    In the early 1950s a teenager in New Zealand with a fascination for Ferrari, wrote regularly to the factory in Maranello requesting the latest sales brochures

    • The Typographische Monatsblätter

      The Typographische Monatsblätter was one of the most important journals to successfully disseminate the phenomenon of ‘Swiss typography’ to an international audience. With more than 70 years in existence, the journal witnessed significant moments in the history of typography and graphic design.

      • Edward Lear

        The Birth (and Death) of Edward Lear

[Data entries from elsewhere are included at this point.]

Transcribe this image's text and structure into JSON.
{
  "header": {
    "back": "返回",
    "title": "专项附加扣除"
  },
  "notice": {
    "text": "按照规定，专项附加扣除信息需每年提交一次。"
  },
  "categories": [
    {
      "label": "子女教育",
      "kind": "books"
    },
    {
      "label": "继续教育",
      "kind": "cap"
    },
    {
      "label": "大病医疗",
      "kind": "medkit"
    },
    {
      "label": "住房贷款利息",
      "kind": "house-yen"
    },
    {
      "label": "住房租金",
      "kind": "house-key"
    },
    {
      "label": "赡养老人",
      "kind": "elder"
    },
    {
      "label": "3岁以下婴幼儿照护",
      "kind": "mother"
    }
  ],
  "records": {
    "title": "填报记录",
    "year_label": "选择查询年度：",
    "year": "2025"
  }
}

        Runcible is a creation of Edward Lear’s, arguably his piéce de résistance—though it faces stiff competition from the likes of tilly-loo, Yonghy-Bonghy-Bò…

        • Artrosil

          Artosil B1

          I have attempted to escape from the geometrical and typographical straightjacket imposed by Swiss constructivism and the influence of Mondrian

          • Sun Ra's Business Card

            Sun Ra’s Business Card

            Sun Ra’s Business Card

            • Fred Troller - Obsese Patient Feature

              Fred Troller – Obese Patient

              Inside your obese patient a thin one signals to be let out. Fred Troller, designer.

              • Agip featured


                Who designed the six-legged dog, which means energy in Italy and in the world? Luigi Broggini never admitted authorship, and certainty about his being the father of the symbol only came after his death.

                • Sun Ra, A Joyful Noise

                  Sun Ra: A Joyful Noise is a 1980 jazz film by Robert Mugge documenting performances by Sun Ra and his Arkestra in Philadelphia, Washington D.C., and Baltimore.

                  • Nine Hundred Grandmothers Feature

                    Leo & Diane Dillon

                    Fifty years of collaboration, thousands of images, hundreds of books, five decades of marriage—all filled with creative compromises that are, literally, indescribable.

                    • Eveready


                      One Hunter classic features a little girl watching over a litter of kittens—with the aid of an Eveready flashlight, of course. This print proved so popular that reproductions suitable for framing were offered to readers for 10 cents. Readers responded by sending in 70,000 dimes—in the midst of the Depression. The poster has additional history, as well—the nine kittens were the genesis of the Eveready “Cat With Nine Lives” symbol.